# WHAT YOU ARE ASKED TO DO
Copy each line that includes the string "icon" from the material into your answer.

# SUPPLIED ENTRIES
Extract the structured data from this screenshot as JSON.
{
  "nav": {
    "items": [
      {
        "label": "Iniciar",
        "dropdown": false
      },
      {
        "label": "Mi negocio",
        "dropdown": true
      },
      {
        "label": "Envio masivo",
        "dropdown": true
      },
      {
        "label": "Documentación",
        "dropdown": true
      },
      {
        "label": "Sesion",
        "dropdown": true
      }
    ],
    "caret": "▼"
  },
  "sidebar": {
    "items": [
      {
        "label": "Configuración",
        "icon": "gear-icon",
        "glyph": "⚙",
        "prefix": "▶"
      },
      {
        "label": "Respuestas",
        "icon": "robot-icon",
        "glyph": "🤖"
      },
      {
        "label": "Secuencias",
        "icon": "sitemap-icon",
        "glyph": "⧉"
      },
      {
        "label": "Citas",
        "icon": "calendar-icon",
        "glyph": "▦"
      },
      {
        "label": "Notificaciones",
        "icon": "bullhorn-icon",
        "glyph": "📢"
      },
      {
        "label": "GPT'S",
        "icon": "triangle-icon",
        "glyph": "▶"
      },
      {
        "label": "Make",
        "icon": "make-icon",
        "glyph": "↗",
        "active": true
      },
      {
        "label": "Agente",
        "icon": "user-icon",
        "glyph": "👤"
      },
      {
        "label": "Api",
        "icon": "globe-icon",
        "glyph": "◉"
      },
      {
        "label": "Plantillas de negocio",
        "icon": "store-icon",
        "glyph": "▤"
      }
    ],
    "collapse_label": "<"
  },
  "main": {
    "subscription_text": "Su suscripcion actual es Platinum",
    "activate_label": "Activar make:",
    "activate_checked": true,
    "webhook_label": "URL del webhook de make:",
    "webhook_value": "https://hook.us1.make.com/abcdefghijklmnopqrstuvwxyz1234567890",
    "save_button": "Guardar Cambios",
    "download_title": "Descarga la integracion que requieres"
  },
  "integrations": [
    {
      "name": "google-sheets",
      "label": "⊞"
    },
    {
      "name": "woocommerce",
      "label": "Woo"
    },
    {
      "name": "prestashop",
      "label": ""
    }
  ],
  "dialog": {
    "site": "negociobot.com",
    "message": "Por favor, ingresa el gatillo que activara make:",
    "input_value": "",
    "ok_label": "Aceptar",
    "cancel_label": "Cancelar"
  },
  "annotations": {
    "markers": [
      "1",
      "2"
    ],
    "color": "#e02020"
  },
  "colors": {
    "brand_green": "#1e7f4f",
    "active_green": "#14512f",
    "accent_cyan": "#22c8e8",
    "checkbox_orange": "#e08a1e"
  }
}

# YOUR SOLUTION
        "icon": "gear-icon",
        "icon": "robot-icon",
        "icon": "sitemap-icon",
        "icon": "calendar-icon",
        "icon": "bullhorn-icon",
        "icon": "triangle-icon",
        "icon": "make-icon",
        "icon": "user-icon",
        "icon": "globe-icon",
        "icon": "store-icon",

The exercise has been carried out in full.